▶ [Task details]:
The task calls for each line of the records below in which the word "Click" appears.

App and web page records
/---

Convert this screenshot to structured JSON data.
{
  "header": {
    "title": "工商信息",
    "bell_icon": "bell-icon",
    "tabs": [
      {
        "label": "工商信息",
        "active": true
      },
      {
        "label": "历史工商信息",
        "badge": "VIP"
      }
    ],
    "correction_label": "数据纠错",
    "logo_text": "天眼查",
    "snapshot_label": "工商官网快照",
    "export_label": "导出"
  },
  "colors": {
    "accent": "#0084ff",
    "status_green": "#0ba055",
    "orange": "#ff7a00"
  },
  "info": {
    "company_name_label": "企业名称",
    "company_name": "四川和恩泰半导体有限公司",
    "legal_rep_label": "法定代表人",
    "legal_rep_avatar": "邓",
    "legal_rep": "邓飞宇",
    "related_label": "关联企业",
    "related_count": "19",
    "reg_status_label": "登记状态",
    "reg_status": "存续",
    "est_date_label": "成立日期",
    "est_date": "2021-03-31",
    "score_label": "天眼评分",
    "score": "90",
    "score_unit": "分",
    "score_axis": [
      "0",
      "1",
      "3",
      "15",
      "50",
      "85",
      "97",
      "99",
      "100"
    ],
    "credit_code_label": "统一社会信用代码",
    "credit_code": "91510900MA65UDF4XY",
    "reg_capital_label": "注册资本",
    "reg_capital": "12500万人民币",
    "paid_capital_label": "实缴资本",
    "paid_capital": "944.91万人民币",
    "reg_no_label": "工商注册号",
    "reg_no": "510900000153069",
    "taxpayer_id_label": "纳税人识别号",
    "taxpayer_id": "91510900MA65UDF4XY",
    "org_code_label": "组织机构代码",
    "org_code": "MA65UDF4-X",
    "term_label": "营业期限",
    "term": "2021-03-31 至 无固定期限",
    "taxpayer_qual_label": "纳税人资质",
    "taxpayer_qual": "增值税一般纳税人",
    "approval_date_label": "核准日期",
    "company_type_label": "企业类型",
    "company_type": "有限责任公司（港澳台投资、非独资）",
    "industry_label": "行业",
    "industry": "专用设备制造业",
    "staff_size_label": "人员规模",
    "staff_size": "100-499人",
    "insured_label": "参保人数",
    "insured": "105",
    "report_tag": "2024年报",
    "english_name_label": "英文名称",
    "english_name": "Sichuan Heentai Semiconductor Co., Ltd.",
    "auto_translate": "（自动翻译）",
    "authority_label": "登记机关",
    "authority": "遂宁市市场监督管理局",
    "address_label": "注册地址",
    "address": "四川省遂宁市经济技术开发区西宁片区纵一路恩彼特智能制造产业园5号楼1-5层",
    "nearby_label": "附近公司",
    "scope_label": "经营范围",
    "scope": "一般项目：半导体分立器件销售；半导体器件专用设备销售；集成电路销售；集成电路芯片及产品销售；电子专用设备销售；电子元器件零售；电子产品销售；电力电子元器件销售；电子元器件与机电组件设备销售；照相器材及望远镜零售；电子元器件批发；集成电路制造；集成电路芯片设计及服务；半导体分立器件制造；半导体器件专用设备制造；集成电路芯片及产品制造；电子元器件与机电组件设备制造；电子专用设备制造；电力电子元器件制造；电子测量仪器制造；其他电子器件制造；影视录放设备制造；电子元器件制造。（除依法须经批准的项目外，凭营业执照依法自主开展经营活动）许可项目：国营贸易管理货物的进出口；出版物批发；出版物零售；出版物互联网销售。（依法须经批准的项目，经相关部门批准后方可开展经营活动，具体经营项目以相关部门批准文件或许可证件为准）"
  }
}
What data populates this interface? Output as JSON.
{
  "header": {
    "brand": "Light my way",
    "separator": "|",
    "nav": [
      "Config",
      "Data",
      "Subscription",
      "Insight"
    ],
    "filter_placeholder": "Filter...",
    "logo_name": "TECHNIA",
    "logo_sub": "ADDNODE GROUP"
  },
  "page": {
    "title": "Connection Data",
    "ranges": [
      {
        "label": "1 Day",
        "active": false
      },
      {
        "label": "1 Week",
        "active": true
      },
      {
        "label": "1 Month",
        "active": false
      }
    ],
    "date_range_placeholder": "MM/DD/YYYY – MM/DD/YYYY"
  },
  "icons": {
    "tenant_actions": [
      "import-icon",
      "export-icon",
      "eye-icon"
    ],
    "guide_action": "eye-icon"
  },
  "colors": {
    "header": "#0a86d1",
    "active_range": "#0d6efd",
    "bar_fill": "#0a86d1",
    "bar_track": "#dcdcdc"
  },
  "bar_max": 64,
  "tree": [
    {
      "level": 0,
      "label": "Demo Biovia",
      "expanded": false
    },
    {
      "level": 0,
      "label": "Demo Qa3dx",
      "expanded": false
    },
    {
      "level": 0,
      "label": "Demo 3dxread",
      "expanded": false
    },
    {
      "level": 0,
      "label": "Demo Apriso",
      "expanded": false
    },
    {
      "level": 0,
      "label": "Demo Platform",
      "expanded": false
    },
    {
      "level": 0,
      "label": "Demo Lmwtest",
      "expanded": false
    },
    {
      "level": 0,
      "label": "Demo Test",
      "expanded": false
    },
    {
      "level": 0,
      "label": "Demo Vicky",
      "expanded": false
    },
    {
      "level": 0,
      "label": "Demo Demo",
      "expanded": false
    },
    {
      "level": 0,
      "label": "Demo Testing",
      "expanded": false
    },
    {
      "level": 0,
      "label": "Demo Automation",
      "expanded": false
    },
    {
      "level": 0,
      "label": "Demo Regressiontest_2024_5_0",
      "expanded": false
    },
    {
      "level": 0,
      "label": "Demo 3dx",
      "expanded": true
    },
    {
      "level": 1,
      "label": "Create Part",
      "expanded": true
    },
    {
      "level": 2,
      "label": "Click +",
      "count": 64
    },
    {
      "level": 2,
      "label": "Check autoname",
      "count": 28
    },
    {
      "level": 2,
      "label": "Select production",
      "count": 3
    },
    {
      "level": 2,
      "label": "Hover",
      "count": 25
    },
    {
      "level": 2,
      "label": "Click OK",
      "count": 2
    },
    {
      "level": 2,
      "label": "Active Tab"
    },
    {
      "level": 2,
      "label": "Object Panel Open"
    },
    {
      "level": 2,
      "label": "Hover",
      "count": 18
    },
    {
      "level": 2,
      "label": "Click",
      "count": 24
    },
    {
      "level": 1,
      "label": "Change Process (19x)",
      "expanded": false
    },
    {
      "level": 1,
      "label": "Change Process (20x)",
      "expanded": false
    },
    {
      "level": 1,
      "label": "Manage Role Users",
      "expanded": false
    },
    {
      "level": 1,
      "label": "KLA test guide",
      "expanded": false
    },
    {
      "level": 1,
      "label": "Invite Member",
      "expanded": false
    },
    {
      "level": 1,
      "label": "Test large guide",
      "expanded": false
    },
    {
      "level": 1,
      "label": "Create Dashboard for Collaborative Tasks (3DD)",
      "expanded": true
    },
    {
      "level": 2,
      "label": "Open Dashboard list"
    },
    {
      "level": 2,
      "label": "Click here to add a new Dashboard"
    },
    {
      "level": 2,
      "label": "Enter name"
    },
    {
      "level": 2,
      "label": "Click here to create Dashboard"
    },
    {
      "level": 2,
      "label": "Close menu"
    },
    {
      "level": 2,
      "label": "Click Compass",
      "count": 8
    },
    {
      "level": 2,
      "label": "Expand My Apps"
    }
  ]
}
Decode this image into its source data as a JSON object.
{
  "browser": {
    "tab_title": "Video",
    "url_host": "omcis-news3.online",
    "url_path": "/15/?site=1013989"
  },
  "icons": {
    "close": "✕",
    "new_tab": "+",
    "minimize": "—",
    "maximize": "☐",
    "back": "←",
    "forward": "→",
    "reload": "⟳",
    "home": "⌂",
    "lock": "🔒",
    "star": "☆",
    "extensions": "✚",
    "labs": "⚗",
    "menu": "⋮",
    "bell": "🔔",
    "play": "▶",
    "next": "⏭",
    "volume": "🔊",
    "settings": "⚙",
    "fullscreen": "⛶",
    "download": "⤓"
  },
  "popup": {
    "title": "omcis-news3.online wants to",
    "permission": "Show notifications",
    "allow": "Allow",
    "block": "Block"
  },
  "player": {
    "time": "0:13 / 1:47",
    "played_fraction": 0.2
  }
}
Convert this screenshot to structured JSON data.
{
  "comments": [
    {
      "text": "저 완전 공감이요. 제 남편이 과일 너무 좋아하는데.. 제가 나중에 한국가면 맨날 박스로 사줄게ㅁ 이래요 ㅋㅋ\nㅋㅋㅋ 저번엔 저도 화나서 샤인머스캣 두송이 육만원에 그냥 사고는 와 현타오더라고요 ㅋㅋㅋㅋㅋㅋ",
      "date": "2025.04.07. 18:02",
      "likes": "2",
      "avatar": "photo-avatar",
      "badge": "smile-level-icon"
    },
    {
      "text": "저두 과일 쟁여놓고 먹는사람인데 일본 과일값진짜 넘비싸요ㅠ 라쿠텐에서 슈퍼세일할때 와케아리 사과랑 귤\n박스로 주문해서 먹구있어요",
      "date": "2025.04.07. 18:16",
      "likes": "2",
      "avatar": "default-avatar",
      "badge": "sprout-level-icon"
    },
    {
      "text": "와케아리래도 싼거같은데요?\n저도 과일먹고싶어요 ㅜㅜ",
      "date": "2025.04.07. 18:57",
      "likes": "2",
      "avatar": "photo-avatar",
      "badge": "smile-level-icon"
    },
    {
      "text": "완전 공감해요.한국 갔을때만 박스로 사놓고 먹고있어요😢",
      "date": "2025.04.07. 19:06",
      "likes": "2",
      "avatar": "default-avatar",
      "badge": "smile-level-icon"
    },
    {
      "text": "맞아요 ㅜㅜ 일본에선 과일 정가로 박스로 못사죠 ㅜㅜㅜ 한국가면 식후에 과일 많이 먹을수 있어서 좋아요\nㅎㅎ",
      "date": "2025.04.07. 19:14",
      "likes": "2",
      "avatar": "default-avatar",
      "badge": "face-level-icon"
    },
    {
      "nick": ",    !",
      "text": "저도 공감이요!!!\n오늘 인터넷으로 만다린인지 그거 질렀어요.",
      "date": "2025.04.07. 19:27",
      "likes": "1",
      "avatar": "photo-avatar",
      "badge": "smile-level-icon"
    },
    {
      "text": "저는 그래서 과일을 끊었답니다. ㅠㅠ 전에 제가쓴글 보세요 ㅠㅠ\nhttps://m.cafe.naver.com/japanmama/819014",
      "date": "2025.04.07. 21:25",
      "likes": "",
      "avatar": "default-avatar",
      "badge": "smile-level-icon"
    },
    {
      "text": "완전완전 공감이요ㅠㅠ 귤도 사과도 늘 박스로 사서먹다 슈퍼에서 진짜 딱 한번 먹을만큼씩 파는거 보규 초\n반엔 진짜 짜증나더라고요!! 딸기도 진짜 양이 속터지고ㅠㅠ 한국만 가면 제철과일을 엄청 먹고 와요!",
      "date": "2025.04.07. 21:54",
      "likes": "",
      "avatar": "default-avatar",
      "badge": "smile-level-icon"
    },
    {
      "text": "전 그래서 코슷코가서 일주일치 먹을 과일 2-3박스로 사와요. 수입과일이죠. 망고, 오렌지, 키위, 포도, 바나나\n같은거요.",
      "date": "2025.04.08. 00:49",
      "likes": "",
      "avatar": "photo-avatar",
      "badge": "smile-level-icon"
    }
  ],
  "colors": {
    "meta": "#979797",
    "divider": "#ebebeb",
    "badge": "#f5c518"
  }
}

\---

▶ [Solution for this problem]:
      "label": "Click +",
      "label": "Click OK",
      "label": "Click",
      "label": "Click here to add a new Dashboard"
      "label": "Click here to create Dashboard"
      "label": "Click Compass",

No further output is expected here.